* REQUIREMENT *
Write an exact copy of the entries below that leaves out all pictures.
DATA PROVIDED START
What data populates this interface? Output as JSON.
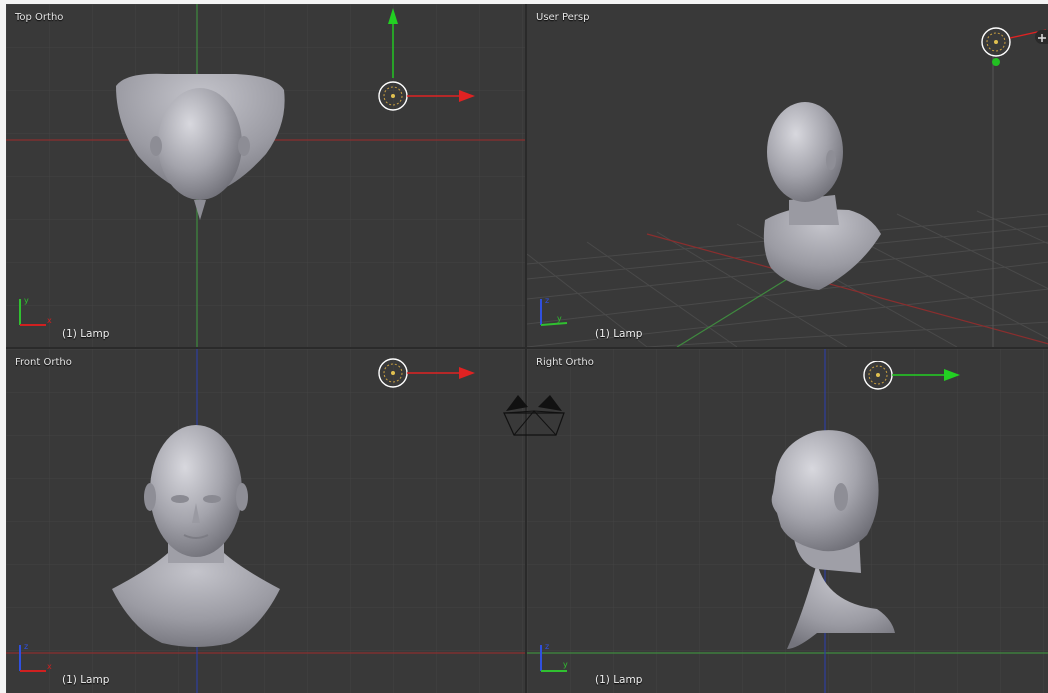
{
  "viewports": {
    "top_left": {
      "title": "Top Ortho",
      "object_label": "(1) Lamp",
      "axis_a": "x",
      "axis_b": "y"
    },
    "top_right": {
      "title": "User Persp",
      "object_label": "(1) Lamp",
      "axis_a": "y",
      "axis_b": "z"
    },
    "bottom_left": {
      "title": "Front Ortho",
      "object_label": "(1) Lamp",
      "axis_a": "x",
      "axis_b": "z"
    },
    "bottom_right": {
      "title": "Right Ortho",
      "object_label": "(1) Lamp",
      "axis_a": "y",
      "axis_b": "z"
    }
  },
  "colors": {
    "viewport_bg": "#393939",
    "grid": "#474747",
    "axis_x": "#8a2e2e",
    "axis_y": "#3f8a3f",
    "axis_z": "#2f3f9e",
    "mesh": "#a6a6ae",
    "manip_x": "#e02222",
    "manip_y": "#22d022"
  }
}
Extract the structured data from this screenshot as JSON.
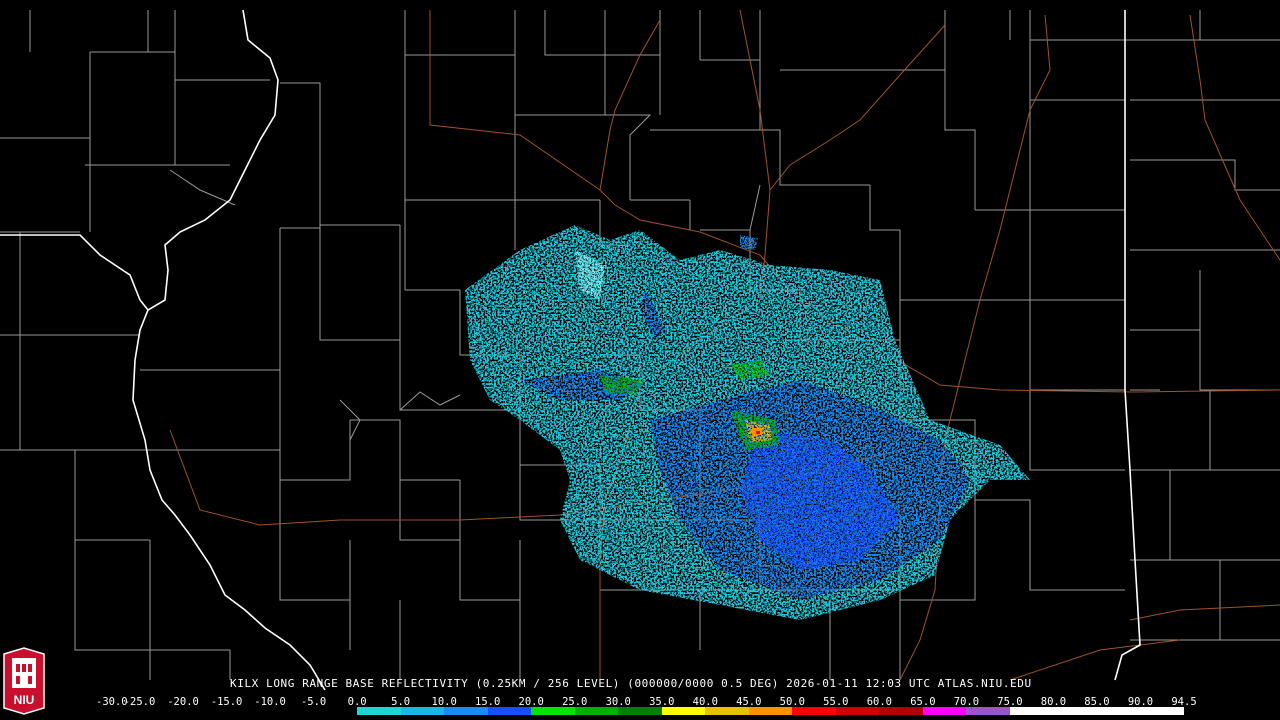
{
  "caption": "KILX LONG RANGE BASE REFLECTIVITY (0.25KM / 256 LEVEL) (000000/0000 0.5 DEG) 2026-01-11 12:03 UTC  ATLAS.NIU.EDU",
  "logo": {
    "text": "NIU"
  },
  "colorbar": {
    "labels": [
      "-30.0",
      "-25.0",
      "-20.0",
      "-15.0",
      "-10.0",
      "-5.0",
      "0.0",
      "5.0",
      "10.0",
      "15.0",
      "20.0",
      "25.0",
      "30.0",
      "35.0",
      "40.0",
      "45.0",
      "50.0",
      "55.0",
      "60.0",
      "65.0",
      "70.0",
      "75.0",
      "80.0",
      "85.0",
      "90.0",
      "94.5"
    ],
    "colors": [
      "#000000",
      "#000000",
      "#000000",
      "#000000",
      "#000000",
      "#000000",
      "#1fd4d4",
      "#18b8e0",
      "#1a8cf0",
      "#1450ff",
      "#00e400",
      "#00b000",
      "#008000",
      "#ffff00",
      "#e8c000",
      "#ff9000",
      "#ff0000",
      "#d00000",
      "#b00000",
      "#ff00ff",
      "#9955c9",
      "#ffffff",
      "#ffffff",
      "#ffffff",
      "#ffffff"
    ]
  },
  "colors": {
    "state_border": "#ffffff",
    "county_border": "#9a9a9a",
    "highway": "#a0522d",
    "background": "#000000"
  }
}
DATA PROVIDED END
* EXPECTED OUTPUT *
What data populates this interface? Output as JSON.
{
  "viewports": {
    "top_left": {
      "title": "Top Ortho",
      "object_label": "(1) Lamp",
      "axis_a": "x",
      "axis_b": "y"
    },
    "top_right": {
      "title": "User Persp",
      "object_label": "(1) Lamp",
      "axis_a": "y",
      "axis_b": "z"
    },
    "bottom_left": {
      "title": "Front Ortho",
      "object_label": "(1) Lamp",
      "axis_a": "x",
      "axis_b": "z"
    },
    "bottom_right": {
      "title": "Right Ortho",
      "object_label": "(1) Lamp",
      "axis_a": "y",
      "axis_b": "z"
    }
  },
  "colors": {
    "viewport_bg": "#393939",
    "grid": "#474747",
    "axis_x": "#8a2e2e",
    "axis_y": "#3f8a3f",
    "axis_z": "#2f3f9e",
    "mesh": "#a6a6ae",
    "manip_x": "#e02222",
    "manip_y": "#22d022"
  }
}
Extract the structured data from this screenshot as JSON.
{
  "caption": "KILX LONG RANGE BASE REFLECTIVITY (0.25KM / 256 LEVEL) (000000/0000 0.5 DEG) 2026-01-11 12:03 UTC  ATLAS.NIU.EDU",
  "logo": {
    "text": "NIU"
  },
  "colorbar": {
    "labels": [
      "-30.0",
      "-25.0",
      "-20.0",
      "-15.0",
      "-10.0",
      "-5.0",
      "0.0",
      "5.0",
      "10.0",
      "15.0",
      "20.0",
      "25.0",
      "30.0",
      "35.0",
      "40.0",
      "45.0",
      "50.0",
      "55.0",
      "60.0",
      "65.0",
      "70.0",
      "75.0",
      "80.0",
      "85.0",
      "90.0",
      "94.5"
    ],
    "colors": [
      "#000000",
      "#000000",
      "#000000",
      "#000000",
      "#000000",
      "#000000",
      "#1fd4d4",
      "#18b8e0",
      "#1a8cf0",
      "#1450ff",
      "#00e400",
      "#00b000",
      "#008000",
      "#ffff00",
      "#e8c000",
      "#ff9000",
      "#ff0000",
      "#d00000",
      "#b00000",
      "#ff00ff",
      "#9955c9",
      "#ffffff",
      "#ffffff",
      "#ffffff",
      "#ffffff"
    ]
  },
  "colors": {
    "state_border": "#ffffff",
    "county_border": "#9a9a9a",
    "highway": "#a0522d",
    "background": "#000000"
  }
}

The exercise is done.